(Data records for software interfaces)
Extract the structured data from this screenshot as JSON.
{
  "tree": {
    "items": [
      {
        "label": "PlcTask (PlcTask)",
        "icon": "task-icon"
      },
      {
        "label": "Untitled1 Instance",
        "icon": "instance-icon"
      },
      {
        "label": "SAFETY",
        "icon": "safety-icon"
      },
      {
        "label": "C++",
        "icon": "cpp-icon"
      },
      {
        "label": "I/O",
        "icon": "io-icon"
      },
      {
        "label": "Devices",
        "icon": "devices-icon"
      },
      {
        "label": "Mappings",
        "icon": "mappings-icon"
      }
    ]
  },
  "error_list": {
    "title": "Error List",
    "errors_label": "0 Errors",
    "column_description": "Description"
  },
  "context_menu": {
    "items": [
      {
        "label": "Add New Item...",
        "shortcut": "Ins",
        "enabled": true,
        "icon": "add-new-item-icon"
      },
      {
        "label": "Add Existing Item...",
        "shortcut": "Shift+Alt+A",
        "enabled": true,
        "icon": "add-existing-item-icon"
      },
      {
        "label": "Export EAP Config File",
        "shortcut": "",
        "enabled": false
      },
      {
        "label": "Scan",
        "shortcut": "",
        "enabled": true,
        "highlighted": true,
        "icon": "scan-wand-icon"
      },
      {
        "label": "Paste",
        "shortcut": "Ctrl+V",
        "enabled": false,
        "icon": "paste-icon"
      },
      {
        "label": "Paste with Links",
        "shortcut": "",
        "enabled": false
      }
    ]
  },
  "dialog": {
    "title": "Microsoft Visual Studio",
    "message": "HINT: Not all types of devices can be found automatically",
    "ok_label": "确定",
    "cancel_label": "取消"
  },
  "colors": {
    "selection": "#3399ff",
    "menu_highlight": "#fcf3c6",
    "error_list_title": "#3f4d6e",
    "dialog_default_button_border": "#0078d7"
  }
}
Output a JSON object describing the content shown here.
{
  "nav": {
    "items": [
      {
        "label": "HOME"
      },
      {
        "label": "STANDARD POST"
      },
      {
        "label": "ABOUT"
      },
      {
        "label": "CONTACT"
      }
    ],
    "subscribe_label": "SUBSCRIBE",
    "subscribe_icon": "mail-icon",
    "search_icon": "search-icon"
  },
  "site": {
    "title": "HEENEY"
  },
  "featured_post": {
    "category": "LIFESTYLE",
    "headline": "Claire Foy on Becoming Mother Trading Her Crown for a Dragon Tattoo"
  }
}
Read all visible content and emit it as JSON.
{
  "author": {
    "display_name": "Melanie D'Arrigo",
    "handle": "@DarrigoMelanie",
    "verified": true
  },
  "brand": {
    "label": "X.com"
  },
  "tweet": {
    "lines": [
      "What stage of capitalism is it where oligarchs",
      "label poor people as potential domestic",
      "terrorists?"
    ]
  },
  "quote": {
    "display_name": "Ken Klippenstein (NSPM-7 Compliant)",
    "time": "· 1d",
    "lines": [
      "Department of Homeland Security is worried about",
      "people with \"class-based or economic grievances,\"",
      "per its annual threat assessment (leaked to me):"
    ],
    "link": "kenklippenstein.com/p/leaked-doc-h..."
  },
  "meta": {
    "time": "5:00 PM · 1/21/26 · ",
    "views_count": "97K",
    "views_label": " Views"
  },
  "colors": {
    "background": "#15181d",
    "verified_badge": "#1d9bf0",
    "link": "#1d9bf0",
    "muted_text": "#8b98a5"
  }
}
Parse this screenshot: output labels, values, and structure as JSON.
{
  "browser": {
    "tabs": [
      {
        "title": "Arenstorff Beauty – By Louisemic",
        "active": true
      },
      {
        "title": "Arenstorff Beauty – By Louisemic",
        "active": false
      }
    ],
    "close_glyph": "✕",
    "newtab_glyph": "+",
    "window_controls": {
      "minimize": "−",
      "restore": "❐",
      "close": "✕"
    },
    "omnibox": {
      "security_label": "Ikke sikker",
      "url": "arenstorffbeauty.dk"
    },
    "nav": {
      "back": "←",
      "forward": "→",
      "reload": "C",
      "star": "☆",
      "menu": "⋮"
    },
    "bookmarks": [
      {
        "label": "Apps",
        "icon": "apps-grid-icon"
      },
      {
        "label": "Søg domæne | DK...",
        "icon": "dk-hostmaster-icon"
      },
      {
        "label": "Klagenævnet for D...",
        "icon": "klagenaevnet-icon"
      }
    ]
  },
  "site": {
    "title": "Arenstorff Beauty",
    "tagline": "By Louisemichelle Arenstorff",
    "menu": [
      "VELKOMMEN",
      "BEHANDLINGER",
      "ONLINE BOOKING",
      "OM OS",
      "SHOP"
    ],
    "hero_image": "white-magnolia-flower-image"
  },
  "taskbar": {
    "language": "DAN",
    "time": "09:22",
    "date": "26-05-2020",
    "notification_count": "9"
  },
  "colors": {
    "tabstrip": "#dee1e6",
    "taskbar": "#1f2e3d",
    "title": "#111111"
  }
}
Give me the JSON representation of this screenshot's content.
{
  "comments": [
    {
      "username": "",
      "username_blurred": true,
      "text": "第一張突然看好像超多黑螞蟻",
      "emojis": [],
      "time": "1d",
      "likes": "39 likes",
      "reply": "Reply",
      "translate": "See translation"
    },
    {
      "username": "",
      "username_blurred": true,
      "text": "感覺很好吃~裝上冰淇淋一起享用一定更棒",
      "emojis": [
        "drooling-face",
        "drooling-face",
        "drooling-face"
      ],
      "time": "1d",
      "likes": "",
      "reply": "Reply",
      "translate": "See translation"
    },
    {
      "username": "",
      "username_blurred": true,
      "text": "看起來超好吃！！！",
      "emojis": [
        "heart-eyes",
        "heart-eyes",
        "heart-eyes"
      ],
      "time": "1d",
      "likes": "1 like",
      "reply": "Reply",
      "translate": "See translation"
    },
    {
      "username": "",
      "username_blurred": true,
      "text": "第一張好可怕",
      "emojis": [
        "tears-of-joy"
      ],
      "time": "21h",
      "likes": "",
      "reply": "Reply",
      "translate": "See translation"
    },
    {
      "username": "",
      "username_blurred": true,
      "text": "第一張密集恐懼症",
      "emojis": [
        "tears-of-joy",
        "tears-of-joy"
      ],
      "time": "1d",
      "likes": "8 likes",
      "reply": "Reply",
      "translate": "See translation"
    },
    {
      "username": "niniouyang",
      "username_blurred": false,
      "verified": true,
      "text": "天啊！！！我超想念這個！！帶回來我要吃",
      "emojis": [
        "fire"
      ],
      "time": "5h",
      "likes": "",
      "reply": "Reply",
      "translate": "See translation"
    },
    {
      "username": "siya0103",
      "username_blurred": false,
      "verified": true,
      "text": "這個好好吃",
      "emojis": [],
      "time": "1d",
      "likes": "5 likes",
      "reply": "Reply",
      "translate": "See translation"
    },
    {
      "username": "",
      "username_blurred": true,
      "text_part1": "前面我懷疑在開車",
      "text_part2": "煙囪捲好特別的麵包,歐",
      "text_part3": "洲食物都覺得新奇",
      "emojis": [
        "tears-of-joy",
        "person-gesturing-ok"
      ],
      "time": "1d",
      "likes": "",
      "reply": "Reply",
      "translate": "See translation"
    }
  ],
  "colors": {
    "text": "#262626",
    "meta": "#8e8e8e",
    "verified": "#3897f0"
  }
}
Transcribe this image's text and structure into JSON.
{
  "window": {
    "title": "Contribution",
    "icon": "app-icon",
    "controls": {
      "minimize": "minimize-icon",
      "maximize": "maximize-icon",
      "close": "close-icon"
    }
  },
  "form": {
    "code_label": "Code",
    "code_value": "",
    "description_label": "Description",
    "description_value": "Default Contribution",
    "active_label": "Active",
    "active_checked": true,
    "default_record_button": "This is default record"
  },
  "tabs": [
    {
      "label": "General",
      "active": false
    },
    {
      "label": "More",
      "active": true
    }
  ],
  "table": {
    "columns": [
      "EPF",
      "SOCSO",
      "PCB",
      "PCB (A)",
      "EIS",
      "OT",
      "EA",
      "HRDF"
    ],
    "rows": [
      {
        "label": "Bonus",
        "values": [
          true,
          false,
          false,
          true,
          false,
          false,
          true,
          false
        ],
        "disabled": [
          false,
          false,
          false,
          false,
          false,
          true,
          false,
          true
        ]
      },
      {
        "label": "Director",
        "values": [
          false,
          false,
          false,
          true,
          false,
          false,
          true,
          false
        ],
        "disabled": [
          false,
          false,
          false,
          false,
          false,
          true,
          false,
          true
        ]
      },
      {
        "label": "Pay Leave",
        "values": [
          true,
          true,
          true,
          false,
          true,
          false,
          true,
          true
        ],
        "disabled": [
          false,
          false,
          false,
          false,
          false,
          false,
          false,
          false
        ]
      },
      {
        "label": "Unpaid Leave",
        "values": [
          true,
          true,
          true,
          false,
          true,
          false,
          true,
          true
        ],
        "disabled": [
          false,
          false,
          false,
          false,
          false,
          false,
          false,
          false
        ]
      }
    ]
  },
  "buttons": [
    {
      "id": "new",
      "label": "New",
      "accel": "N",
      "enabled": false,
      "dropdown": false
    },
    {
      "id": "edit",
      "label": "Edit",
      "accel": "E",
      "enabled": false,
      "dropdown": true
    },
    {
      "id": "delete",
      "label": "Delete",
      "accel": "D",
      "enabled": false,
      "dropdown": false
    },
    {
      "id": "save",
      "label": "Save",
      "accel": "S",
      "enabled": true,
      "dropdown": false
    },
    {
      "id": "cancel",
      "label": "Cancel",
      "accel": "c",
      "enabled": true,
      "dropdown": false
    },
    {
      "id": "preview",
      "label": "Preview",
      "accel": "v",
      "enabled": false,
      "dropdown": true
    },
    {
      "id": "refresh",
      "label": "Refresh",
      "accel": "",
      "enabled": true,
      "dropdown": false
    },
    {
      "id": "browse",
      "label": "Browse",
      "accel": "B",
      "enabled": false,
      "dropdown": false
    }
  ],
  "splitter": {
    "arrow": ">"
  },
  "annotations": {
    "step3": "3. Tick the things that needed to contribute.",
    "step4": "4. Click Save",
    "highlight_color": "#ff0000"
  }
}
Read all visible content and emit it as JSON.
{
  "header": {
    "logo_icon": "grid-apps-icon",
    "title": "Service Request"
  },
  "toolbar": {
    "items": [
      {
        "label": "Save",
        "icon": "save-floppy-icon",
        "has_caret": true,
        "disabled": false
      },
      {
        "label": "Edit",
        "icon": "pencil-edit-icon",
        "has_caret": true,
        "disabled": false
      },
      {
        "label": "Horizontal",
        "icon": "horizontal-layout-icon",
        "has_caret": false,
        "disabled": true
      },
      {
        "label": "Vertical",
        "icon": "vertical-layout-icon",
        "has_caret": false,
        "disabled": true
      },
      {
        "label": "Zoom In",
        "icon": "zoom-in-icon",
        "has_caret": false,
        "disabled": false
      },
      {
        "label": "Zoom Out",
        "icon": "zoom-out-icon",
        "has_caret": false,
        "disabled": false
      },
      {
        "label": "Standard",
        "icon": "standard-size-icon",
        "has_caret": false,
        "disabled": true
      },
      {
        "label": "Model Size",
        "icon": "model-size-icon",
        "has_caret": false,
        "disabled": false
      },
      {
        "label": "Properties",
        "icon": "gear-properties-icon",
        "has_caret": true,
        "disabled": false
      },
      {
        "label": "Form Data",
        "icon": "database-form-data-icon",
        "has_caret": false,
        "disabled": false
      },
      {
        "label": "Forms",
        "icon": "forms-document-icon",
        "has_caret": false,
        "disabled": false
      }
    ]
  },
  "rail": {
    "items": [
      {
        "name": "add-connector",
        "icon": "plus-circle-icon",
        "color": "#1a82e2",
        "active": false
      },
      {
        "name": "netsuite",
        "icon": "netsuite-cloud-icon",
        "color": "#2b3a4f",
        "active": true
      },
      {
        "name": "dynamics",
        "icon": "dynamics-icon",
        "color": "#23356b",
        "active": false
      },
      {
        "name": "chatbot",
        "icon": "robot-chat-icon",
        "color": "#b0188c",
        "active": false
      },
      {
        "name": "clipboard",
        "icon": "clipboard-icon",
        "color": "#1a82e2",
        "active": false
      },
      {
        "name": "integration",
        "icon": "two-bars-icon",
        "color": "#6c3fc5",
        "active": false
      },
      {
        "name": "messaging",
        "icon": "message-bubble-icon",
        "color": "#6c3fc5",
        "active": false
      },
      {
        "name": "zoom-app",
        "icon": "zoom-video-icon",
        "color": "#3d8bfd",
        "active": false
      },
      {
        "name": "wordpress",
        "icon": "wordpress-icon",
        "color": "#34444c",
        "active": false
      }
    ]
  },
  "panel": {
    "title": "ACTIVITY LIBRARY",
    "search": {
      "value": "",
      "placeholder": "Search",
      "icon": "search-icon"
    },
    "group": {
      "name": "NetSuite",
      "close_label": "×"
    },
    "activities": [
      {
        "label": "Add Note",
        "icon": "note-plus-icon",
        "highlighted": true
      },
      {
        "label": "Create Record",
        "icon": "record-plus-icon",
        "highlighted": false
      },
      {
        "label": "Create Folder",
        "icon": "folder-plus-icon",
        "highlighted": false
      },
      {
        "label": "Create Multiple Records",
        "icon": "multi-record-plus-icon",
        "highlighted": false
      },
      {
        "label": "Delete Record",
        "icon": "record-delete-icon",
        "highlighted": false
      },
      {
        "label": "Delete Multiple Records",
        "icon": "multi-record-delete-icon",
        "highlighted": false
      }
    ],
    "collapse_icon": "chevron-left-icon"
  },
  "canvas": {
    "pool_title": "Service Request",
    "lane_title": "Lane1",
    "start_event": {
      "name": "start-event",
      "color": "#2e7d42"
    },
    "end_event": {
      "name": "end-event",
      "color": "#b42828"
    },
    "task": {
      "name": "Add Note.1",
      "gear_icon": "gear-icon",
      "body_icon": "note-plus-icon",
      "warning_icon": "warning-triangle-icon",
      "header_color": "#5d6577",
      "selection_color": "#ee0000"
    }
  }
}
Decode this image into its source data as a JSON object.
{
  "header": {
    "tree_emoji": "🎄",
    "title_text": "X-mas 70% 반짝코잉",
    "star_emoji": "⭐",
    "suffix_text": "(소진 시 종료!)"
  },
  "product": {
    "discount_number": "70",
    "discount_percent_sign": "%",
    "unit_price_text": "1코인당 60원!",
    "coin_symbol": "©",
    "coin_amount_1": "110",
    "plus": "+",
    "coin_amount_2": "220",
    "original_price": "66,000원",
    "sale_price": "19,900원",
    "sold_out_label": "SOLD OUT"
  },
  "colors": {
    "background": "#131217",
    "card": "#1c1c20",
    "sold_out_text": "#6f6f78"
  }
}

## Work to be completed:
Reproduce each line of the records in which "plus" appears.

## Answer section:
        "icon": "plus-circle-icon",
        "icon": "note-plus-icon",
        "icon": "record-plus-icon",
        "icon": "folder-plus-icon",
        "icon": "multi-record-plus-icon",
      "body_icon": "note-plus-icon",
    "plus": "+",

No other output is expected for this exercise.